When pigs fly | the OM exemptions pending arrival in Ontario
By: Craig Skauge
On a trip to Toronto in late 2011, almost every person I met with, be they an EMD, Issuer, securities lawyer, or otherwise said that the biggest change they would like to see in the Exempt Market in Ontario was adoption of the OM exemption. Having said that, they each pretty much said a variation of the same thing about the possibility of that happening….
‘You’ll Never See It’
‘Not Gonna Happen’
‘They Won’t Even Consider It’
‘When Pigs Fly’
Always one to enjoy a challenge, it was then that I decided it was time to see if the impossible was in fact possible and if not, at least ruffle a few feathers and get NEMA (then WEMA) noticed by regulators.
In the first issue of this publication, I wrote an article entitled “The Island of Ontario.” Being extremely familiar with the inner workings of the retail Exempt Market and having been enlightened during my recent trip, I’d become perplexed with how different the OSC’s treatment of the retail Exempt Market was when compared to other jurisdictions. On one hand, the OSC appeared to be ahead of the curve implementing a Limited Market Dealer (LMD) regime well before NI 31-103 came into force, but on the other hand, their lack of retail based investor exemptions made that very registration category fairly useless. Why hold a license that only allows you to speak to 2% of the population?

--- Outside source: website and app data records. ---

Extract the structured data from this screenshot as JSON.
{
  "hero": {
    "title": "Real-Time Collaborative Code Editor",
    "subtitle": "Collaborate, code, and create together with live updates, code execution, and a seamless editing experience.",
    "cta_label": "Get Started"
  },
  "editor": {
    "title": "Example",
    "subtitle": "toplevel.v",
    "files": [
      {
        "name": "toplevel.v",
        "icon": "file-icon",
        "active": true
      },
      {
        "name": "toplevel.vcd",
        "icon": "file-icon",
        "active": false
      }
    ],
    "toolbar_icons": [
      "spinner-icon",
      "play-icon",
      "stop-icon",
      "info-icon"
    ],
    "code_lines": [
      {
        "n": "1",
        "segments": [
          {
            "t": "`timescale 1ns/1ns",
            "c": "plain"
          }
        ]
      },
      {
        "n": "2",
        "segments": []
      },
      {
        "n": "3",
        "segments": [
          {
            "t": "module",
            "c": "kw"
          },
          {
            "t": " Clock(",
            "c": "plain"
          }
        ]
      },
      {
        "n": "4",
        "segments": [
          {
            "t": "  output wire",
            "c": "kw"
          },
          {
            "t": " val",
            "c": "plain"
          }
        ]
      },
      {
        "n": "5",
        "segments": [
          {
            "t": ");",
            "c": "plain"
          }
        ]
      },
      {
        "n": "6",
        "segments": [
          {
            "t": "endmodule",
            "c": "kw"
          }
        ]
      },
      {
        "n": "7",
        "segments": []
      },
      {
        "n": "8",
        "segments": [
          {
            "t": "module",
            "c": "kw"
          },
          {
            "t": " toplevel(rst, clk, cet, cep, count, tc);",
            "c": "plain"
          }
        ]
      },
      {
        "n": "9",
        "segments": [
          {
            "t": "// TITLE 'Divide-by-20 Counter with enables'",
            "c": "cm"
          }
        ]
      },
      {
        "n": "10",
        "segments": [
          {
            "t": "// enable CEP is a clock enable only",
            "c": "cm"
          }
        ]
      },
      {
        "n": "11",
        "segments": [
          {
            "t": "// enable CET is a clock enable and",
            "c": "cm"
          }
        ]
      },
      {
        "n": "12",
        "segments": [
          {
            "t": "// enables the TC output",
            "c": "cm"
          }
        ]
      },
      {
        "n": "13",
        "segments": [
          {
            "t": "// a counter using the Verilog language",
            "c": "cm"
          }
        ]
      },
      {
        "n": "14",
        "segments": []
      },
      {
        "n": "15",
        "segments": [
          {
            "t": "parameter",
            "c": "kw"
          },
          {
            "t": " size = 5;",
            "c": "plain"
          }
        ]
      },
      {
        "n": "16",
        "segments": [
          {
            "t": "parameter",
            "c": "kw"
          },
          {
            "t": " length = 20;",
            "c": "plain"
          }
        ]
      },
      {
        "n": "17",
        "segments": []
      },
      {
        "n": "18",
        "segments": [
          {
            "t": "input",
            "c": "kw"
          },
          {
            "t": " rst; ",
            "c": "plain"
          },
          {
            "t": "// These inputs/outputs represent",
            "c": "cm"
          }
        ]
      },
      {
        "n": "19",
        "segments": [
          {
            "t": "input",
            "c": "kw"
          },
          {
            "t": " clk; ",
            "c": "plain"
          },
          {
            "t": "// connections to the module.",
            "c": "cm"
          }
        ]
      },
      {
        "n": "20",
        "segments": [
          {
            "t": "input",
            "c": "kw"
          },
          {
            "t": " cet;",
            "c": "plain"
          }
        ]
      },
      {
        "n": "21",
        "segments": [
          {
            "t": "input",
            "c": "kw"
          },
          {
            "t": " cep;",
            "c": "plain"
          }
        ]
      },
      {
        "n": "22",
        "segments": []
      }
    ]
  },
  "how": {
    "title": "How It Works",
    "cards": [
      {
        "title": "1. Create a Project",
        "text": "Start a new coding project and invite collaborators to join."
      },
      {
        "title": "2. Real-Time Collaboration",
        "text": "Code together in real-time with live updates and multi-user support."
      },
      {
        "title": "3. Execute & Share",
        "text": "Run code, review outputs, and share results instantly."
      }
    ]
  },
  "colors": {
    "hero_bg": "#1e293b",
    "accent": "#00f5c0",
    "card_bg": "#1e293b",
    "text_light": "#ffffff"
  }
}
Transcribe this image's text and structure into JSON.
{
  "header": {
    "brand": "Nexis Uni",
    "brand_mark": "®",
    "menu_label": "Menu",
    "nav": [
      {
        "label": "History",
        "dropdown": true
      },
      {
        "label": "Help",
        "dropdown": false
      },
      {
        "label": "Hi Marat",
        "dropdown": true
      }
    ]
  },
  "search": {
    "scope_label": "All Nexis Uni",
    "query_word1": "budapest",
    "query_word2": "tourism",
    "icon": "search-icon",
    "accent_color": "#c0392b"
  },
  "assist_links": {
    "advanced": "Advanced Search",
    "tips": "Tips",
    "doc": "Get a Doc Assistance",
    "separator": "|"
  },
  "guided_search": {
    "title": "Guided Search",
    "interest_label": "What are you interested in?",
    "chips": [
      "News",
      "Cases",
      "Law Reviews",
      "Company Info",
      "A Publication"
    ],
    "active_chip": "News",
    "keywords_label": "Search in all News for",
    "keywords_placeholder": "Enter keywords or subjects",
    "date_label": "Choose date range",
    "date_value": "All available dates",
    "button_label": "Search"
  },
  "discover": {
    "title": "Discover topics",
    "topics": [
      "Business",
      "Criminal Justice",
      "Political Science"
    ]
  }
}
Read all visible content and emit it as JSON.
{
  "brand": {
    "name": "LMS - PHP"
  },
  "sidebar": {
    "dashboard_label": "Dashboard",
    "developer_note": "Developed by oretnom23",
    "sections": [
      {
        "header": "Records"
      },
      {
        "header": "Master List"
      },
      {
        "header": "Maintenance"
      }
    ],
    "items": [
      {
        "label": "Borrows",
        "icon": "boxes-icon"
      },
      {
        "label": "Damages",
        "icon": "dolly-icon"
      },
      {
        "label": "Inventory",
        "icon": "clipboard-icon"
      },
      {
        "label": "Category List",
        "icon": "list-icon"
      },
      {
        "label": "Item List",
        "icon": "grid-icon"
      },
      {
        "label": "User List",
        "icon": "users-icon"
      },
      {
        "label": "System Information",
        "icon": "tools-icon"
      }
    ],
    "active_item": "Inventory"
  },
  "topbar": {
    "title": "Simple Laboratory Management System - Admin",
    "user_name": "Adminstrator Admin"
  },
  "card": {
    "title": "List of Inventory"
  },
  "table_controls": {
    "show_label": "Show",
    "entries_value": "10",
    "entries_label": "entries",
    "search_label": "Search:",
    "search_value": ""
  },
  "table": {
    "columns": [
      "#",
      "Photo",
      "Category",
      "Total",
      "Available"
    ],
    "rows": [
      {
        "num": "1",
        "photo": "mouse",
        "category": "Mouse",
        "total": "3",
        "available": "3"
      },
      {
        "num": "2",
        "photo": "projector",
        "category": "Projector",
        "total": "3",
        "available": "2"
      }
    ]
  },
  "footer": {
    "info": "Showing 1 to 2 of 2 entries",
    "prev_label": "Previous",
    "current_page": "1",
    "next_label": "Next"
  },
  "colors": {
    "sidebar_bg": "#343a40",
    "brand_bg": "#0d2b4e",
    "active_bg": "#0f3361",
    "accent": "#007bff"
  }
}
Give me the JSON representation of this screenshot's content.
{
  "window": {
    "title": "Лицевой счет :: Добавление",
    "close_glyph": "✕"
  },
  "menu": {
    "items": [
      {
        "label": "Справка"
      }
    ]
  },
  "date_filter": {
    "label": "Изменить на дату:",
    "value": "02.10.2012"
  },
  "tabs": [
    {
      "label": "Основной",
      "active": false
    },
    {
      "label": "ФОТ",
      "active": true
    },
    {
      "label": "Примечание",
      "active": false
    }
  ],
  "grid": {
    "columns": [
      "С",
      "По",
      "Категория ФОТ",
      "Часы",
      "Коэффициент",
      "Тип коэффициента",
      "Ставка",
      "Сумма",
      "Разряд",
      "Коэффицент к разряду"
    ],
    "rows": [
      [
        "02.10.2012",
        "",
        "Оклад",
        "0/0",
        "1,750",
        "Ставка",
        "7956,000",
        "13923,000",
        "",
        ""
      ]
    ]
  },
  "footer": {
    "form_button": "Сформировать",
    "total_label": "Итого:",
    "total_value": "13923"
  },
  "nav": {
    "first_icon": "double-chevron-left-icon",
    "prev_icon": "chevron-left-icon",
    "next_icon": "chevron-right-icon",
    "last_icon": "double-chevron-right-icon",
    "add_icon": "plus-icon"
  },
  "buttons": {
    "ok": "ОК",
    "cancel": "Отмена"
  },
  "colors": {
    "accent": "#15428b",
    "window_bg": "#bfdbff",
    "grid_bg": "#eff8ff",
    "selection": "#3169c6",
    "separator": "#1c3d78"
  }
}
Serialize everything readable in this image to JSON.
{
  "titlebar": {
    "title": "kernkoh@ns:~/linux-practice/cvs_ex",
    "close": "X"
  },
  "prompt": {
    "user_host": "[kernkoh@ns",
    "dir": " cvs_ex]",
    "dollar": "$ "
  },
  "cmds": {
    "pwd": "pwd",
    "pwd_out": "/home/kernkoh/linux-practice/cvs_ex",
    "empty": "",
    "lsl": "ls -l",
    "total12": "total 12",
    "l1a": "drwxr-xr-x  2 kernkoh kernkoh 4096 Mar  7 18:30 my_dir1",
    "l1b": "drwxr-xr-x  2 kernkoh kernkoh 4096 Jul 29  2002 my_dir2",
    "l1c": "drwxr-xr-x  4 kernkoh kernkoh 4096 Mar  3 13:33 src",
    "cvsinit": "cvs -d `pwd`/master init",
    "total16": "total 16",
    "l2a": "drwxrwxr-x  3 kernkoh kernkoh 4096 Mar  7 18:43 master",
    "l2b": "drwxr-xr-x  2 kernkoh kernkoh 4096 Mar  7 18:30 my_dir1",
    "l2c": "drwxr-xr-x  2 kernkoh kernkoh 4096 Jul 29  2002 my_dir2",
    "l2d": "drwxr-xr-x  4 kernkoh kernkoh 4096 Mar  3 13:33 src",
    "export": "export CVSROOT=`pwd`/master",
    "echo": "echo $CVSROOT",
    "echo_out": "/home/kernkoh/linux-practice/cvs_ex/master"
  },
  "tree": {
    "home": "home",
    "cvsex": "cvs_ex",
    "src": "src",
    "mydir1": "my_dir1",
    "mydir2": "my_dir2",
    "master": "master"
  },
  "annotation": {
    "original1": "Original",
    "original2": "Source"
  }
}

As it did not appear to be on the OSC’s agenda at the time, it needed to be brought up so I put my pen to paper and spoke my mind. When I wrote the aforementioned article, like many in this publication, its purpose was no more than to start a conversation. While I knew some might be offended by my commentary, the lack of an OM exemption in Ontario was an elephant in the room that was long overdue in being pointed out. It turned out that with a bit of prompting, being through letter campaigns on both the CSA review of the MA/AI Exemptions (where many brought up the lack of the OM exemption in Ontario) and the OSC’s 2012-2013 Statement of Priorities; the OSC was in fact open to discussing change. These letter campaigns and other efforts resulted in the formation of the OSC Exempt Market Advisory Committee (EMAC) in September of last year, which ultimately resulted in OSC Exempt Market Review Consultation Paper 45-710.
Between the numerous meetings of the EMAC, which I had the privilege of sitting on, and thorough public consultation, OSC staff have gone to great lengths to ensure that they make the right decision in regards to which new prospectus exemptions to add. While for many, the pace of regulatory change seems to move with glacial speed, it is a process that cannot be taken lightly. Juggling investor protection, access to capital, harmonization, and the interests of all must make juggling fire in the literal sense seem like child’s play. The ripple effects resulting from the adoption of these exemptions will be large and wide for investors, regulators, and the economy. Knowing this, OSC staff has utilized considerable resources ensuring that the decisions made properly reflect what is best for the investing public and businesses, and not just one particular stakeholder…even if that stakeholder is NEMA. While I’m not one to often pat regulators on the back, OSC staff that has overseen operation of the EMAC committee and this review should be commended for their efforts to understand the ins and outs of this exemption from everyone’s perspective.
While not every hurdle has been cleared and the ending results remain to be seen, it appears as though everyone’s efforts have not been in vain. OSC Notice 45-712 (Progress Report on Review of Prospectus Exemptions to Facilitate Capital Raising) released August 28, 2013 painted a clear picture of where things are likely headed. While it may have slipped by many, page 6 of the report stated “We intend to develop a proposal for an offering memorandum exemption in Ontario securities law that is substantially harmonized with the existing Alberta model of the offering memorandum exemption in National Instrument 45-106 Prospectus and Registration Exemptions.” So the OSC not only listened when the Exempt Market said it was time to look at adopting the same exemption that all other jurisdictions allow but they also listened when industry told them (through 45-710 responses) that the idea of investors subscribing for a maximum of $2,500 via an offering memorandum was misguided.
As NEMA is a sounding board for the Exempt Market, we hear a lot of member concerns about regulators not listening. While that may be true in some cases, it’s not in all as has been illustrated by the OSC throughout this campaign. If we don’t want regulators to paint all Exempt Market participants with the same brush as the miscreants in our space, perhaps we should not paint all regulators with the same brush as those that do not appear to be open to change.
So while it appeared to us out West that Ontario was an island unto itself when it came to the Exempt Market, it appears that the “Island of Ontario” is in fact drifting back towards mainland Canada and that if we operate in an organized fashion and promote well thought out ideas, any change is possible.